[[ Task material, beginning ]]

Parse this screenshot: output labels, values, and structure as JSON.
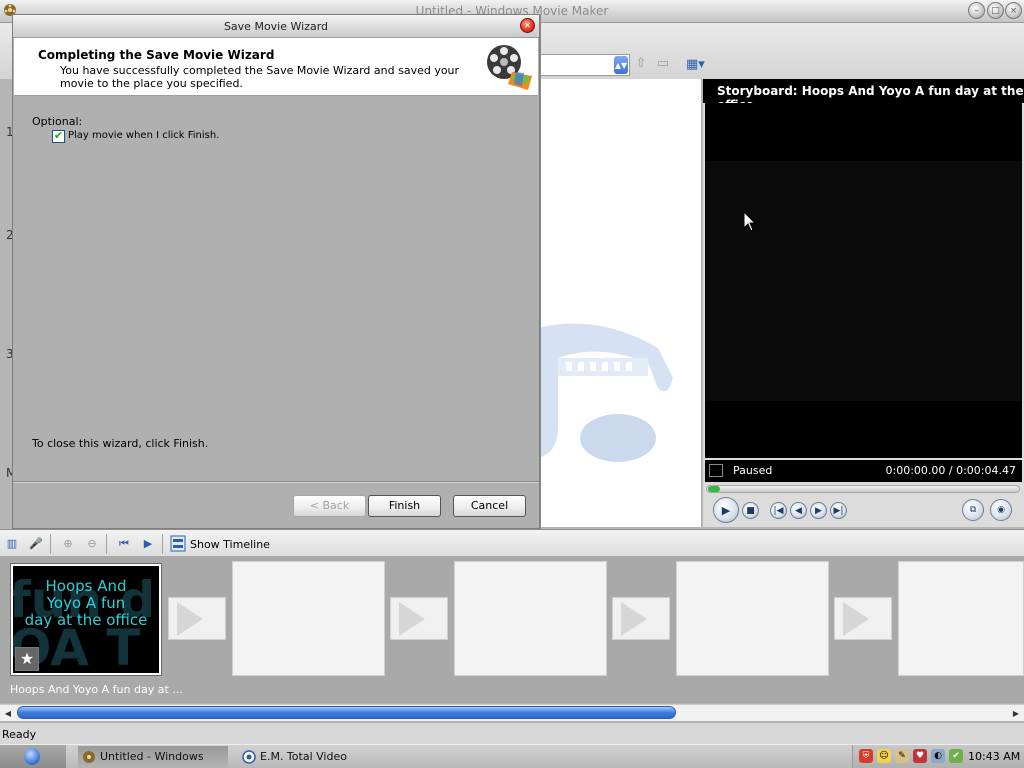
{
  "app": {
    "title": "Untitled - Windows Movie Maker"
  },
  "dialog": {
    "title": "Save Movie Wizard",
    "heading": "Completing the Save Movie Wizard",
    "subtitle": "You have successfully completed the Save Movie Wizard and saved your movie to the place you specified.",
    "optional_label": "Optional:",
    "play_checkbox_label": "Play movie when I click Finish.",
    "play_checked": true,
    "close_hint": "To close this wizard, click Finish.",
    "back_label": "< Back",
    "finish_label": "Finish",
    "cancel_label": "Cancel"
  },
  "left_markers": [
    "1",
    "2",
    "3",
    "M"
  ],
  "monitor": {
    "title": "Storyboard: Hoops And Yoyo A fun day at the office",
    "status": "Paused",
    "time": "0:00:00.00 / 0:00:04.47"
  },
  "storyboard_toolbar": {
    "show_timeline_label": "Show Timeline"
  },
  "storyboard": {
    "clip_title_text": "Hoops And Yoyo A fun day at the office",
    "clip_bg_text": "fun d OA T",
    "clip_caption": "Hoops And Yoyo A fun day at ..."
  },
  "statusbar": {
    "text": "Ready"
  },
  "taskbar": {
    "task1": "Untitled - Windows Mo...",
    "task2": "E.M. Total Video Conve...",
    "clock": "10:43 AM"
  },
  "colors": {
    "accent_blue": "#3c7de0",
    "clip_text": "#2ad2d8",
    "close_red": "#e0331c"
  }
}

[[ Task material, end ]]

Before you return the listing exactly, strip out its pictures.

Parse this screenshot: output labels, values, and structure as JSON.
{
  "app": {
    "title": "Untitled - Windows Movie Maker"
  },
  "dialog": {
    "title": "Save Movie Wizard",
    "heading": "Completing the Save Movie Wizard",
    "subtitle": "You have successfully completed the Save Movie Wizard and saved your movie to the place you specified.",
    "optional_label": "Optional:",
    "play_checkbox_label": "Play movie when I click Finish.",
    "play_checked": true,
    "close_hint": "To close this wizard, click Finish.",
    "back_label": "< Back",
    "finish_label": "Finish",
    "cancel_label": "Cancel"
  },
  "left_markers": [
    "1",
    "2",
    "3",
    "M"
  ],
  "monitor": {
    "title": "Storyboard: Hoops And Yoyo A fun day at the office",
    "status": "Paused",
    "time": "0:00:00.00 / 0:00:04.47"
  },
  "storyboard_toolbar": {
    "show_timeline_label": "Show Timeline"
  },
  "storyboard": {
    "clip_title_text": "Hoops And Yoyo A fun day at the office",
    "clip_bg_text": "fun d OA T",
    "clip_caption": "Hoops And Yoyo A fun day at ..."
  },
  "statusbar": {
    "text": "Ready"
  },
  "taskbar": {
    "task1": "Untitled - Windows Mo...",
    "task2": "E.M. Total Video Conve...",
    "clock": "10:43 AM"
  },
  "colors": {
    "accent_blue": "#3c7de0",
    "clip_text": "#2ad2d8",
    "close_red": "#e0331c"
  }
}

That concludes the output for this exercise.